Movies, as we all know, are too long.
In the past, I’ve tended to roll my eyes at this allegation, chalking it up to the short-attention spans of the philistines who’d rather rewatch an episode of The Office yet again than encounter something new and daring, something incisive and in love with the image, something that has the unmitigated gall to last more than 45 minutes.
Sorry, Lav Diaz, we got shit to do today!
The “film vs. TV” debate rages on in some quarters, even as the lines between media blur more and more. On one level, it’s an inane discussion, a think-piece industry predicated on categorical absolutes that fall apart on the most cursory of examinations.
But in my experience, there’s at least some amount of empirical truth to it: I have friends that fall asleep during every film, yet somehow have time and energy to binge-watch an entire, 6-season series twice. What a world.
Enter the short film.
Usually defined as lasting less than 50 minutes and constituting a self-contained whole, the short film complicates things in a necessary way, challenging our easy categorical notions. Like the short story, its analog in the world of literature, the short film can prove just as emotionally or intellectually resonant as a “feature-length work,” and can even gain accumulate power through its concision. On the flip side, like the short story, it can also fall prey to charges of pretentiousness and a forced structure. A friend blames the tediousness of the modern American short story on a willful echoing of formal piety (and also Hemingway): vagueness, allusion, probably a revelation at the end that throws everything in doubt but leaves enough room for ambiguity. In other words, a preciousness.
With all due respect to my friend, there are too many exceptions to this to count, or therefore to even count as exceptions. Flannery O’Connor springs to mind. And a young Thomas Pynchon, who in later years never met a paragraph he thought couldn’t be elaborated on, put together some exceptional short work.
Pynchon’s example is worth considering in this context. Short films also have traditionally provided an entrance point for budding filmmakers working through ideas that would later be re-constructed as features. (To take one recent example, Houda Benyamina’s Divines, which I raved about here, had its clear genesis in her earlier short The Road To Paradise.) It’s a logical move: the short film can be seen, within the industry, as a test flight, engineered to generate finishing funds for a larger treatment, and for the artist it can be a proving ground, working out the nuances and ideas that will be developed in later work.
There’s nothing wrong with that, but it also short-changes the shorts themselves. At their best, short films aren’t somehow half-finished versions, awaiting their complementary middle section, but operate on an entirely different structural logic. This also allows for both formal innovation and offbeat visions, snapshots of worlds that rarely make it to the feature-length screen.

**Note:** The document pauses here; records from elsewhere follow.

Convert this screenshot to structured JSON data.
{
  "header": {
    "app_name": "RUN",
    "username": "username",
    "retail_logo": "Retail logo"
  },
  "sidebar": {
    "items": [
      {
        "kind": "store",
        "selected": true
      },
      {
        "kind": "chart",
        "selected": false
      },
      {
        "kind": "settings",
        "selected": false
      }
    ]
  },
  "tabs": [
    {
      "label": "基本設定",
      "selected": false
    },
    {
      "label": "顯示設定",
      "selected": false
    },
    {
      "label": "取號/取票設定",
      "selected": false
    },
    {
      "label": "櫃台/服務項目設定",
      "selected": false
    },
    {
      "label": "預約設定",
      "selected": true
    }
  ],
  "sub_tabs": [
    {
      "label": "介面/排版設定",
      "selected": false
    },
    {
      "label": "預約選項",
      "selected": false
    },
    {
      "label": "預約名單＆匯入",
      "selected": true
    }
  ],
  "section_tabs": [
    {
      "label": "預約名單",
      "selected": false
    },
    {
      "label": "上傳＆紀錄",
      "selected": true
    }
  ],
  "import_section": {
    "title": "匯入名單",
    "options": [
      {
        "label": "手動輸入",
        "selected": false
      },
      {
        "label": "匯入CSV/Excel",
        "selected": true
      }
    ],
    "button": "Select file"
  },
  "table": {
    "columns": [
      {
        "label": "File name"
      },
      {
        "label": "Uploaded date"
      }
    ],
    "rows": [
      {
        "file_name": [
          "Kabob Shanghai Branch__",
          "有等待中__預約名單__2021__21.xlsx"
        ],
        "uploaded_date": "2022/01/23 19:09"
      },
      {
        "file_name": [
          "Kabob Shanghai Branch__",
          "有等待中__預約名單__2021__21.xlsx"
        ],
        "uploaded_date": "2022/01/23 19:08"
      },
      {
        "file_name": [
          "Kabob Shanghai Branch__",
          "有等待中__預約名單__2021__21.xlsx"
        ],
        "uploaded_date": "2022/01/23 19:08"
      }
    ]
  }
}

Consider Maman(s), Maïmouna Doucouré’s brief portrait of a Nigerian family at a crossroads. Or Barry Jenkins’ My Josephine, gorgeously shot by his collaborator James Laxton a full 13 years before their celebrated Moonlight, which gives a glimpse of the immigrant experience in post-9/11 New York. Or Benoît Forgeard’s Respect, about the tumultuous relationship between a cereal mascot and his frustrated lover who has decided to attend ninja school. Or Un Grand Silence, Julie Gourdain’s haunting depiction of pregnant teens shuffled away to seclusion by bourgeois parents as the Parisian insurrection of 1968 plays in the background.
None of these films would desire, or need, an additional hour or three. They show up, make their points, and leave the stage, while we, as viewers, wonder after them.
Can they ever overtake the ubiquity of predictable pratfalls, idiot plots, and that particular variety of soothing comfort familiar shows provide? Probably not. But they remain out there, waiting, and they’re more available than ever. The recently concluded My French Film Festival featured many; Le Cinema Club offers a new short every week; CutPrintFilm has an essential rundown of Vimeo’s best offerings every week.
There’s a world of stuff to explore, and most of it takes less time than making a cup of coffee. Who knows? Maybe you’ll discover the next great thing.